EFCTC Library – European Fluorocarbons Technical Committee: fact sheets

  • N° 01

    Environmental impact of a material

    01 Apr 2003 | Read more | Download (PDF, 33.07 kB)
  • N° 02

    The ozone layer

    01 Nov 2009 | Read more | Download (PDF, 44.45 kB)
  • N° 03

    Chlorine loading of the stratosphere

    01 Apr 2003 | Read more | Download (PDF, 157.15 kB)
  • N° 04

    The recovery of the ozone layer

    01 Apr 2003 | Read more | Download (PDF, 26.29 kB)
  • N° 05

    Climate change and ozone depletion

    01 Jun 2009 | Read more | Download (PDF, 131.65 kB)
  • N° 06

    Ozone depletion over Europe

    01 Oct 2009 | Read more | Download (PDF, 47.83 kB)
  • N° 07
  • N° 08

    Trifluoroacetic Acid and Hydrofluorocarbons - HFCs - or Hydrofluoro-olefines (HFOs) updated February 2016

    EFCTC acknowledges the work done by the Environmental Effects Panel of the Montreal Protocol in establishing the environmental context of trifluoroacetic acid (TFA) potentially formed from HFCs (and HFOs) and is pleased to reproduce the whole of the Panel's Briefing Note here.
    01 Feb 2016 | Download (PDF, 483.20 kB)
  • N° 10


    Sept. 2012

    Preamble : Readers should be aware that the abbreviation PFCs is being used for two different classes of classes of products.

    PFCs (perfluorocarbons), covered by the Kyoto Protocol, are organofluorine compounds that contain exclusively carbon and fluorine. Examples are CF4 (tetrafluoroethane) and C2F6 (hexafluoroethane or perfluoroethane). These substances have high global warming potential but do not bioaccumulate and are considered to be of low order of toxicity. They are gases or volatile liquids.

    While other compounds which contain atoms other than carbon and fluorine are also sometimes called PFCs, they should in effect be considered specifically as fluorocarbon derivatives. Examples are PFOA (perfluorooctanoic acid: C8HF15O2) and PFOS (perfluorooctanesulfonic acid : C8HF17O3S ). These are typically surfactants with long carbon chains, with uses in fluoropolymer preparations and for water repellancy.
    The properties of these substances - bioaccumulation and stability - means that voluntary and regulatory measures are being taken to control their use and minimize their emissions to the environment.

    01 Apr 2003 | Read more | Download (PDF, 57.78 kB)
  • N° 11
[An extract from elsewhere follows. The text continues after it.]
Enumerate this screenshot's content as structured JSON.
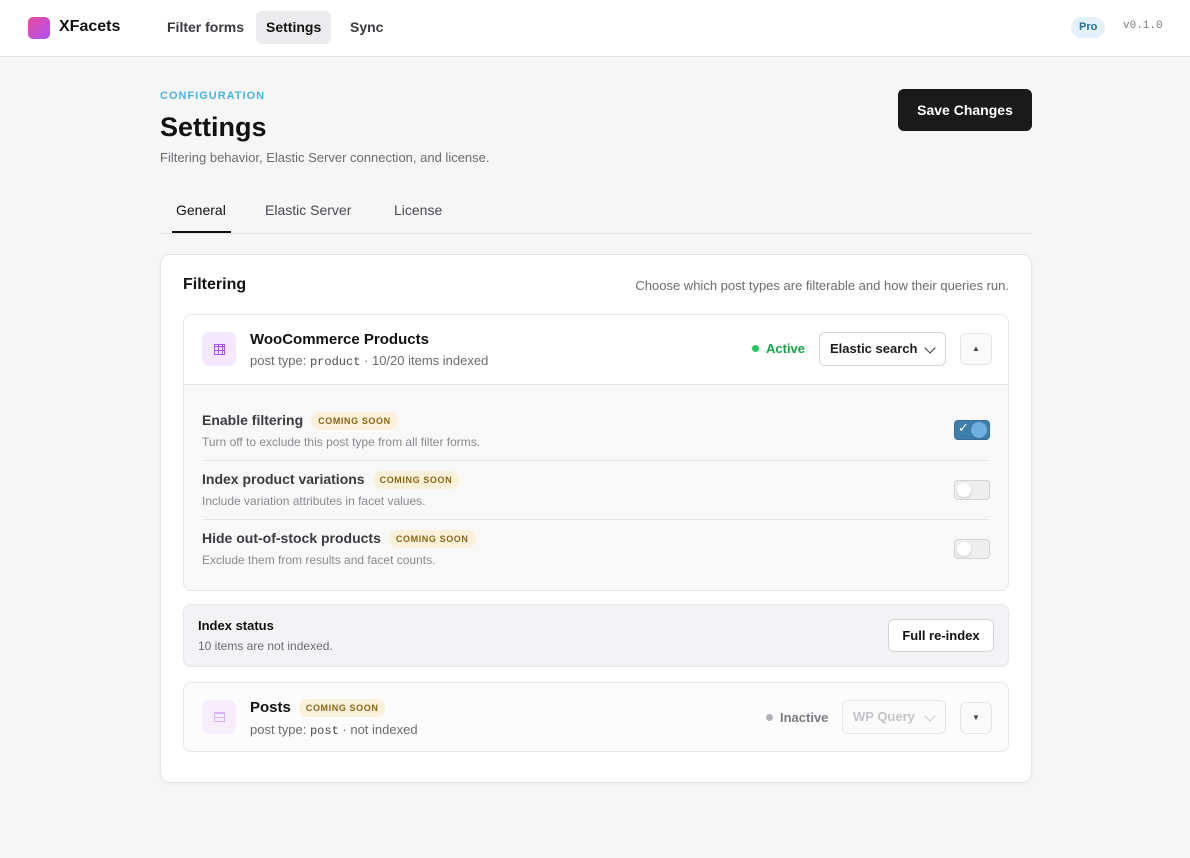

    As part of the accelerated EU phase-out of HCFC solvents use under European Regulation EC 2037(2000) the precision cleaning market is changing, with “not-in-kind” technologies taking over the main market share. “In-kind” solvents such like HFEs & HFCs are expected to reach a level of no more than 15% of the previous volume of HCFC solvents. This value of 15% was a typical conversion factor during the previous change of fluorine containing solvent from CFC-113 to HCFC-141b and the reduction comes from continuing technical advances in equipment.

    01 Apr 2003 | Read more | Download (PDF, 48.04 kB)